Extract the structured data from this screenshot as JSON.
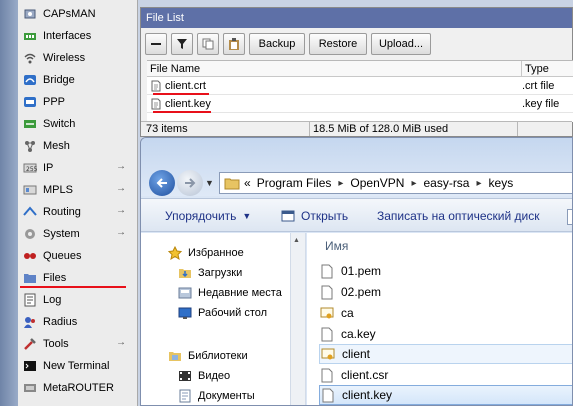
{
  "menu": {
    "items": [
      {
        "label": "CAPsMAN",
        "icon": "capsman-icon",
        "submenu": false
      },
      {
        "label": "Interfaces",
        "icon": "interfaces-icon",
        "submenu": false
      },
      {
        "label": "Wireless",
        "icon": "wireless-icon",
        "submenu": false
      },
      {
        "label": "Bridge",
        "icon": "bridge-icon",
        "submenu": false
      },
      {
        "label": "PPP",
        "icon": "ppp-icon",
        "submenu": false
      },
      {
        "label": "Switch",
        "icon": "switch-icon",
        "submenu": false
      },
      {
        "label": "Mesh",
        "icon": "mesh-icon",
        "submenu": false
      },
      {
        "label": "IP",
        "icon": "ip-icon",
        "submenu": true
      },
      {
        "label": "MPLS",
        "icon": "mpls-icon",
        "submenu": true
      },
      {
        "label": "Routing",
        "icon": "routing-icon",
        "submenu": true
      },
      {
        "label": "System",
        "icon": "system-icon",
        "submenu": true
      },
      {
        "label": "Queues",
        "icon": "queues-icon",
        "submenu": false
      },
      {
        "label": "Files",
        "icon": "files-icon",
        "submenu": false
      },
      {
        "label": "Log",
        "icon": "log-icon",
        "submenu": false
      },
      {
        "label": "Radius",
        "icon": "radius-icon",
        "submenu": false
      },
      {
        "label": "Tools",
        "icon": "tools-icon",
        "submenu": true
      },
      {
        "label": "New Terminal",
        "icon": "terminal-icon",
        "submenu": false
      },
      {
        "label": "MetaROUTER",
        "icon": "metarouter-icon",
        "submenu": false
      }
    ],
    "submenu_arrow": "→"
  },
  "file_list": {
    "title": "File List",
    "toolbar": {
      "backup": "Backup",
      "restore": "Restore",
      "upload": "Upload..."
    },
    "columns": {
      "name": "File Name",
      "type": "Type"
    },
    "rows": [
      {
        "name": "client.crt",
        "type": ".crt file"
      },
      {
        "name": "client.key",
        "type": ".key file"
      }
    ],
    "status": {
      "items": "73 items",
      "usage": "18.5 MiB of 128.0 MiB used"
    }
  },
  "explorer": {
    "address": {
      "prefix": "«",
      "crumbs": [
        "Program Files",
        "OpenVPN",
        "easy-rsa",
        "keys"
      ]
    },
    "commands": {
      "organize": "Упорядочить",
      "open": "Открыть",
      "burn": "Записать на оптический диск"
    },
    "nav": {
      "favorites": "Избранное",
      "downloads": "Загрузки",
      "recent": "Недавние места",
      "desktop": "Рабочий стол",
      "libraries": "Библиотеки",
      "video": "Видео",
      "documents": "Документы"
    },
    "column_name": "Имя",
    "files": [
      {
        "name": "01.pem",
        "icon": "document-icon"
      },
      {
        "name": "02.pem",
        "icon": "document-icon"
      },
      {
        "name": "ca",
        "icon": "certificate-icon"
      },
      {
        "name": "ca.key",
        "icon": "document-icon"
      },
      {
        "name": "client",
        "icon": "certificate-icon"
      },
      {
        "name": "client.csr",
        "icon": "document-icon"
      },
      {
        "name": "client.key",
        "icon": "document-icon"
      }
    ]
  },
  "colors": {
    "highlight_red": "#e8101a",
    "winbox_title": "#5e70a7",
    "menu_strip": "#7c90b2"
  }
}
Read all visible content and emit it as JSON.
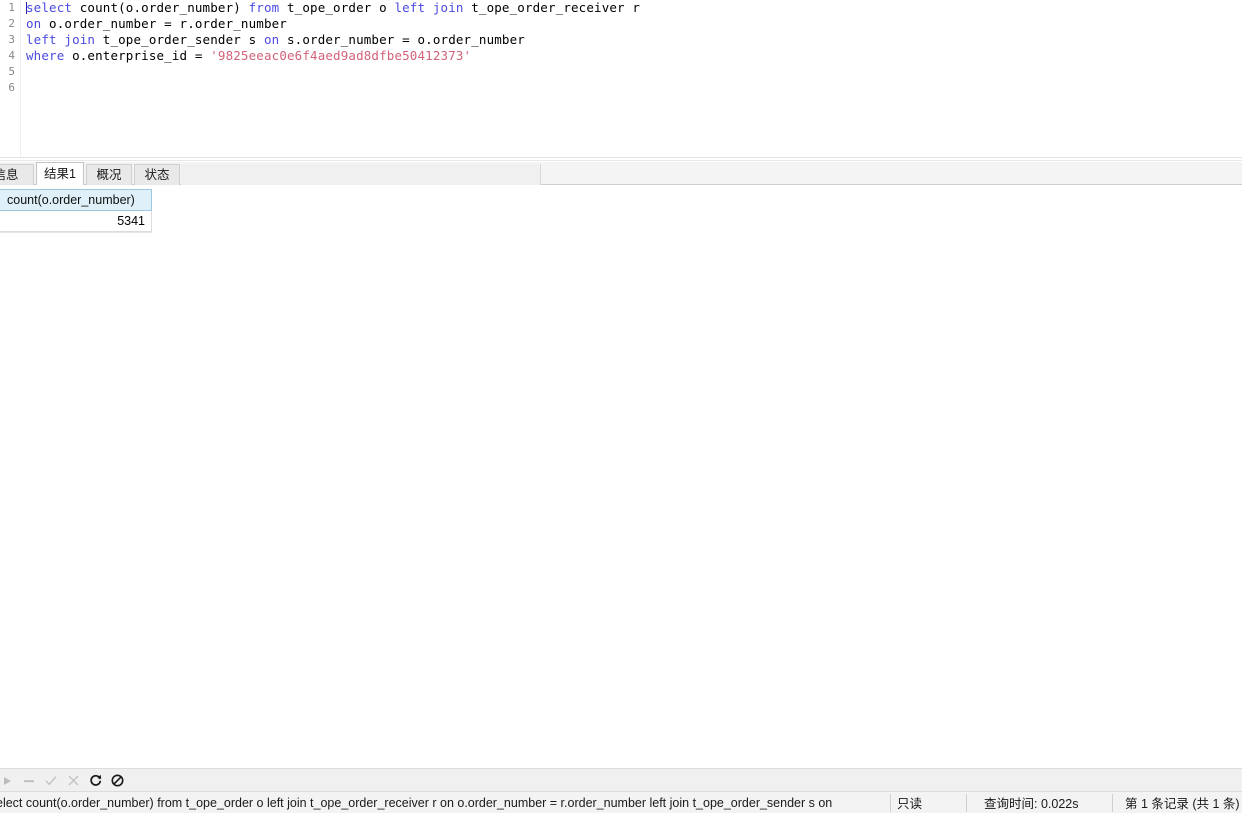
{
  "editor": {
    "gutter_numbers": [
      "1",
      "2",
      "3",
      "4",
      "5",
      "6"
    ],
    "lines": [
      {
        "number": "1",
        "tokens": [
          {
            "t": "select",
            "k": "kw"
          },
          {
            "t": " count(o.order_number) ",
            "k": "plain"
          },
          {
            "t": "from",
            "k": "kw"
          },
          {
            "t": " t_ope_order o ",
            "k": "plain"
          },
          {
            "t": "left",
            "k": "kw"
          },
          {
            "t": " ",
            "k": "plain"
          },
          {
            "t": "join",
            "k": "kw"
          },
          {
            "t": " t_ope_order_receiver r",
            "k": "plain"
          }
        ]
      },
      {
        "number": "2",
        "tokens": [
          {
            "t": "on",
            "k": "kw"
          },
          {
            "t": " o.order_number = r.order_number",
            "k": "plain"
          }
        ]
      },
      {
        "number": "3",
        "tokens": [
          {
            "t": "left",
            "k": "kw"
          },
          {
            "t": " ",
            "k": "plain"
          },
          {
            "t": "join",
            "k": "kw"
          },
          {
            "t": " t_ope_order_sender s ",
            "k": "plain"
          },
          {
            "t": "on",
            "k": "kw"
          },
          {
            "t": " s.order_number = o.order_number",
            "k": "plain"
          }
        ]
      },
      {
        "number": "4",
        "tokens": [
          {
            "t": "where",
            "k": "kw"
          },
          {
            "t": " o.enterprise_id = ",
            "k": "plain"
          },
          {
            "t": "'9825eeac0e6f4aed9ad8dfbe50412373'",
            "k": "str"
          }
        ]
      },
      {
        "number": "5",
        "tokens": []
      },
      {
        "number": "6",
        "tokens": []
      }
    ],
    "keyword_color": "#4a4ae0",
    "string_color": "#d2627a",
    "plain_color": "#000000",
    "gutter_color": "#888888"
  },
  "tabs": [
    {
      "label": "信息",
      "name": "tab-info",
      "active": false
    },
    {
      "label": "结果1",
      "name": "tab-result1",
      "active": true
    },
    {
      "label": "概况",
      "name": "tab-profile",
      "active": false
    },
    {
      "label": "状态",
      "name": "tab-status",
      "active": false
    }
  ],
  "grid": {
    "columns": [
      "count(o.order_number)"
    ],
    "rows": [
      [
        "5341"
      ]
    ],
    "header_bg": "#dff0f8",
    "header_border": "#9dc7de"
  },
  "nav_toolbar": {
    "buttons": [
      {
        "icon": "play-icon",
        "glyph": "▸",
        "enabled": false
      },
      {
        "icon": "minus-icon",
        "glyph": "−",
        "enabled": false
      },
      {
        "icon": "check-icon",
        "glyph": "✓",
        "enabled": false
      },
      {
        "icon": "cross-icon",
        "glyph": "✕",
        "enabled": false
      },
      {
        "icon": "refresh-icon",
        "glyph": "↻",
        "enabled": true
      },
      {
        "icon": "stop-icon",
        "glyph": "⊘",
        "enabled": true
      }
    ]
  },
  "statusbar": {
    "query": "elect count(o.order_number) from t_ope_order o left join t_ope_order_receiver r  on o.order_number = r.order_number left join t_ope_order_sender s on",
    "readonly": "只读",
    "query_time": "查询时间: 0.022s",
    "records": "第 1 条记录 (共 1 条)"
  }
}
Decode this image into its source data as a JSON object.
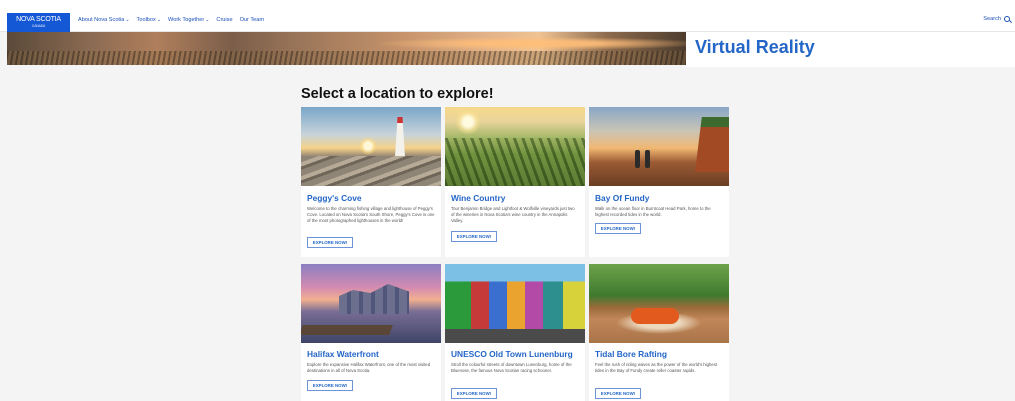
{
  "nav": {
    "logo_text": "NOVA SCOTIA",
    "logo_sub": "CANADA",
    "items": [
      {
        "label": "About Nova Scotia",
        "has_chevron": true
      },
      {
        "label": "Toolbox",
        "has_chevron": true
      },
      {
        "label": "Work Together",
        "has_chevron": true
      },
      {
        "label": "Cruise",
        "has_chevron": false
      },
      {
        "label": "Our Team",
        "has_chevron": false
      }
    ],
    "search_label": "Search",
    "search_icon": "search-icon"
  },
  "hero": {
    "title": "Virtual Reality"
  },
  "section_title": "Select a location to explore!",
  "cards": [
    {
      "title": "Peggy's Cove",
      "description": "Welcome to the charming fishing village and lighthouse of Peggy's Cove. Located on Nova Scotia's South Shore, Peggy's Cove is one of the most photographed lighthouses in the world!",
      "button": "EXPLORE NOW!"
    },
    {
      "title": "Wine Country",
      "description": "Tour Benjamin Bridge and Lightfoot & Wolfville vineyards just two of the wineries in Nova Scotia's wine country in the Annapolis Valley.",
      "button": "EXPLORE NOW!"
    },
    {
      "title": "Bay Of Fundy",
      "description": "Walk on the ocean floor in Burntcoat Head Park, home to the highest recorded tides in the world.",
      "button": "EXPLORE NOW!"
    },
    {
      "title": "Halifax Waterfront",
      "description": "Explore the expansive Halifax Waterfront, one of the most visited destinations in all of Nova Scotia.",
      "button": "EXPLORE NOW!"
    },
    {
      "title": "UNESCO Old Town Lunenburg",
      "description": "Stroll the colourful streets of downtown Lunenburg, home of the Bluenose, the famous Nova Scotian racing schooner.",
      "button": "EXPLORE NOW!"
    },
    {
      "title": "Tidal Bore Rafting",
      "description": "Feel the rush of riding waves as the power of the world's highest tides in the Bay of Fundy create roller coaster rapids.",
      "button": "EXPLORE NOW!"
    }
  ],
  "colors": {
    "brand_blue": "#1558d6",
    "link_blue": "#2366c7",
    "background": "#f4f4f4"
  }
}
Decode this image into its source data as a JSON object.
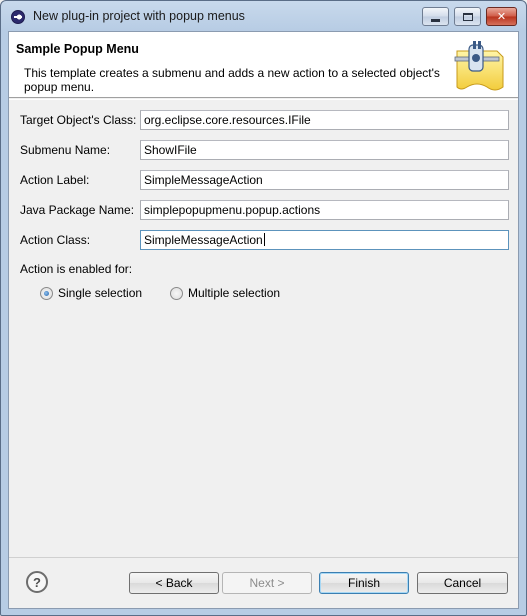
{
  "window": {
    "title": "New plug-in project with popup menus"
  },
  "banner": {
    "title": "Sample Popup Menu",
    "description": "This template creates a submenu and adds a new action to a selected object's popup menu."
  },
  "form": {
    "fields": [
      {
        "label": "Target Object's Class:",
        "value": "org.eclipse.core.resources.IFile"
      },
      {
        "label": "Submenu Name:",
        "value": "ShowIFile"
      },
      {
        "label": "Action Label:",
        "value": "SimpleMessageAction"
      },
      {
        "label": "Java Package Name:",
        "value": "simplepopupmenu.popup.actions"
      },
      {
        "label": "Action Class:",
        "value": "SimpleMessageAction"
      }
    ],
    "enabled_for_label": "Action is enabled for:",
    "options": [
      {
        "label": "Single selection",
        "selected": true
      },
      {
        "label": "Multiple selection",
        "selected": false
      }
    ]
  },
  "buttons": {
    "help": "?",
    "back": "< Back",
    "next": "Next >",
    "finish": "Finish",
    "cancel": "Cancel"
  },
  "icons": {
    "app": "eclipse-icon",
    "banner": "plug-document-icon",
    "help": "help-icon"
  },
  "colors": {
    "title_bar": "#b7cce4",
    "dialog_bg": "#f0f0f0",
    "banner_bg": "#ffffff",
    "focus_border": "#5c93bc"
  }
}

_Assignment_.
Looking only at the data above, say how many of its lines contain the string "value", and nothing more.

_Exercise result_.
5